F E AT U R E
GO GREEN AND PROSPER For a small but determined band of Hong Kong venture capitalists, socially responsible investing makes good sense – financially, for the planet, and for the soul.
ILLUSTRATION GETTY IMAGES
STORY NISSA MARION
T H E P E A K
avid Yeung chooses his investments based on their potential for financial return, like most. But a crucial aspect of his filtering process strays from the conventional; he also considers whether a founder’s values align with his own, what kind of non-monetary support he can offer them, and – perhaps most importantly – what kind of measurable positive impact the company will have. Yeung is part of a new wave of early-stage investors who believe that “doing good and doing well can happen simultaneously”. Buttressed by millennials and their consumer ideals, these investors want a stake in something more than straight-up profit, and are placing the planet’s wellbeing at the forefront in their portfolio choices. The concept isn’t new. Known interchangeably as green, sustainable, triple-bottom-line, or socially responsible investing (SRI), the strategy typically involves examining environmental, social and corporate governance (ESG) criteria. There are historical examples of socially driven investments aimed at specific outcomes. Most notably, in the 1970s, financial pressure from strategic divestment ultimately led South African businesses to call for an end to apartheid. These days, SRI has become a well-recognised tool to promote environmentally and
socially sustainable development, and a globally accepted investment strategy. According to the Global Sustainable Investment Alliance (GSIA), in 2016 more than one out of every five dollars under professional management in the United States – over US$8.72 trillion – was invested according to SRI principles. Impact investing, a term coined around ten years ago, takes the notion a step further, considering social and environmental impact as critical measures of a company’s success. Impact investing still represents a very small part of the global market: a survey of 158 impact investors around the world by Global Impact Investing Network (GIIN) found respondents had committed US$15.2 billion through 7,551 deals in 2015. By comparison, the global equity market is worth US$61 trillion. Meanwhile, the world of venture capital has largely been playing catch-up, or not playing at all; a GIIN and JP Morgan survey the same year estimated that over 90 per cent of impact-driven capital was invested in companies in the post-venture stage. That said, there are numerous venture capital investors in Europe and the US whose aim is to find winners in cleantech, clean energy and smart solutions that reduce energy consumption, and therefore emissions. Venture funding allocated to green startups can also have an outsized

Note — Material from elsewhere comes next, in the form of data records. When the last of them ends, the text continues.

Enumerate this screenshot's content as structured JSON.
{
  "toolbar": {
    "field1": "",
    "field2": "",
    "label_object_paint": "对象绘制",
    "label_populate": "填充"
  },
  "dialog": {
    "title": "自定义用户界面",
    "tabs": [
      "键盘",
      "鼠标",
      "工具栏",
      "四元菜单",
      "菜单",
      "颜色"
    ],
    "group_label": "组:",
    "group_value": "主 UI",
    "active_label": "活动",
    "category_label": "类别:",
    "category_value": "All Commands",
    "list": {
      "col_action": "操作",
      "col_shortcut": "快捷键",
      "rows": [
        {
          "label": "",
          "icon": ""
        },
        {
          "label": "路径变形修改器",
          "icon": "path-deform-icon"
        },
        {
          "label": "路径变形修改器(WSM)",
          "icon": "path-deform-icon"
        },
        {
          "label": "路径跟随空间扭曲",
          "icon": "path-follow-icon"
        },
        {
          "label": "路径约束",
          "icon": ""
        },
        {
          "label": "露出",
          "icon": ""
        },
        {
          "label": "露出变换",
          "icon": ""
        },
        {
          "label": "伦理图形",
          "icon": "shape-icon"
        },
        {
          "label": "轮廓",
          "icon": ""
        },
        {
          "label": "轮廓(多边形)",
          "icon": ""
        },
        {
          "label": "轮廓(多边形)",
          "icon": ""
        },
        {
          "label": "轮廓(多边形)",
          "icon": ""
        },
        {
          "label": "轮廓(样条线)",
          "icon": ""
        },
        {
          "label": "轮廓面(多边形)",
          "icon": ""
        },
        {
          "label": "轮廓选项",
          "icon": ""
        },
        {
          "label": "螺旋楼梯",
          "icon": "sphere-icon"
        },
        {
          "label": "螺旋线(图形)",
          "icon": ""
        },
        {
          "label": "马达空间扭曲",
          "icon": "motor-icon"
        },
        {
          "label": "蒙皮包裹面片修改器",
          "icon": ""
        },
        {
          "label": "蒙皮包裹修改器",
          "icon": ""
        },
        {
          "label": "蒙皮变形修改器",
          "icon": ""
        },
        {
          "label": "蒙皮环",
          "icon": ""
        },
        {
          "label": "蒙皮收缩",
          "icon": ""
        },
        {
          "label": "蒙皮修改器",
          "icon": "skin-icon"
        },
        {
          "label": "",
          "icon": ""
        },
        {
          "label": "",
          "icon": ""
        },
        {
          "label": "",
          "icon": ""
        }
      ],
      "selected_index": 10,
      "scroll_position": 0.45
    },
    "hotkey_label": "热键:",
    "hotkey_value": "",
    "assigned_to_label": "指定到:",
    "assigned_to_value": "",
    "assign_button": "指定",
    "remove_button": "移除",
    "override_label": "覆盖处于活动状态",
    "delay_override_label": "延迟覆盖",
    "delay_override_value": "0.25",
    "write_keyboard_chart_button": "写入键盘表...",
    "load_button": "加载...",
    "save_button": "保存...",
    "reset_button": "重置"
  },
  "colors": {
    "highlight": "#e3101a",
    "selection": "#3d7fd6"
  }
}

impact, with game-changing investments in renewable energy and other areas. Companies like Tesla, SolarCity, and Enphase Energy, all of which have since held IPOs, had their initial growth supported by venture firms. Impact VC is a small sector, but interest in the possibilities is growing. Breakthrough Energy Ventures, a billion-dollar fund backed by some of the world’s most successful business brains and focused exclusively on alternative energy solutions, was unveiled last year and shows that big names are placing big bets on green innovation. While impact VC funds are often lumped in with the broader world of impact investment – which can include investors willing to net lower returns in favour of positive impact – they are, in fact, generally beholden to asset owners with expectations of high financial returns on their investments. Yet, despite being ideally positioned to create substantial impact while pocketing substantial returns, until recently VC investors in Asia have been slow to embrace the green movement.
G OOD B U S I N ES S David Yeung was no newcomer to the idea of ‘business for